The girl, whom authorities would not identify, was in serious condition Sunday and was undergoing treatment at Children’s Hospital Oakland, said Vanya Rainova, a hospital spokeswoman. Jeff Jouett, a spokesman for the park, said all safety equipment was working properly. 

Recent deaths and mishaps around the country have prompted parents, lawmakers and federal officials to call for improved safety in the $9.6 billion amusement park industry. U.S. Consumer Product Safety Commission statistics show the number of amusement park-related injuries treated in emergency rooms steadily climbed from about 7,000 in 1993 to roughly 10,500 in 2000. 

Industry analysts say consumers are demanding faster, more exciting rides, which operators increasingly outfit with computerized safety restraints. Despite high-rise drops and roller coasters that top 100 mph, The International Association of Amusement Parks and Attractions, a trade group, claims on its Web site that amusement rides remain among the safest recreational activities and disputes that rides have caused brain injuries. 

“Visiting a theme park today is far safer than bicycling, swimming, skiing, playing soccer and dozens of other recreational activities,” a statement said. 

All safety equipment was working Saturday, said Jeff Jouett, the park’s spokesman. The injured girl fell despite a pair of locked lap bars, and her mother still was locked in the ride after her daughter’s fall, he said. The girl exceeded the ride’s height requirement, posted at the entrance. And the ride is electronically programmed — as are many around the country — to stop if any restraints come unlocked. 

“We just don’t know at this point how the child got out of the ride,” Jouett said, adding the ride will be closed awaiting a safety inspection by the state Occupational Safety and Health Administration. 

The incident was not the first at the Starfish, which Jouett described as a “moderate” ride that reaches heights of 12 feet and is frequented by families. A 41-year-old woman received minor injuries after falling from the ride last May, which prompted the park to add a second lap bar restraint, Jouett said. The woman has sued the park and the ride’s manufacturer, Chance Rides, Inc. of Kansas, he said. 

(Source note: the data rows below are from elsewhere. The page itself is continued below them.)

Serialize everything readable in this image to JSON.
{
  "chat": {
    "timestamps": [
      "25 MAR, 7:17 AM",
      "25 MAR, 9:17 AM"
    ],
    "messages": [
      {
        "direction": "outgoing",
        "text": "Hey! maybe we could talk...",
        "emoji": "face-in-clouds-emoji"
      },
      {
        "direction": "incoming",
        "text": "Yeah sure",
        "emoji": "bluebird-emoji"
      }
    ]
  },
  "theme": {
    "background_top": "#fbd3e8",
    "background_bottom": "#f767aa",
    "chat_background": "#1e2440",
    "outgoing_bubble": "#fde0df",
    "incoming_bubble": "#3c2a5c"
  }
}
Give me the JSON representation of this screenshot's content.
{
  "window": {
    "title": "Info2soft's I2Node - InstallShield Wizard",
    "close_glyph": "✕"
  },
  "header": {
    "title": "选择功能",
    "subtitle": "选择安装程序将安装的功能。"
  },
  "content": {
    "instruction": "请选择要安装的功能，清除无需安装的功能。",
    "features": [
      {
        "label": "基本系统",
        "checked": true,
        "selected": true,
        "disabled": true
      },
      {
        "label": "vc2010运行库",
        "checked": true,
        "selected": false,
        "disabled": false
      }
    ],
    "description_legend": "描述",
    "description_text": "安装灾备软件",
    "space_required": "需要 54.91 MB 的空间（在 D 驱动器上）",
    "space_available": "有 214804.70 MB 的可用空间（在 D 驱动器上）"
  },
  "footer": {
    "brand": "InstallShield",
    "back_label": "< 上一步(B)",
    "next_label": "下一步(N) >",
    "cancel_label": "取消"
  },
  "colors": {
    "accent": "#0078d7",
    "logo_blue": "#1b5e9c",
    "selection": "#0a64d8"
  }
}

Last September, a 42-year-old woman died of a brain hemorrhage after riding the park’s spinning tea cup attraction. However, no autopsy was performed and state officials said there was no medical evidence to show the ride contributed to her death. Also five roller coaster riders sued the park last year after a ride malfunctioned, leaving them stuck nearly upside down for four hours in triple digit heat. 

The park has defended its safety record, saying it is among the nation’s best.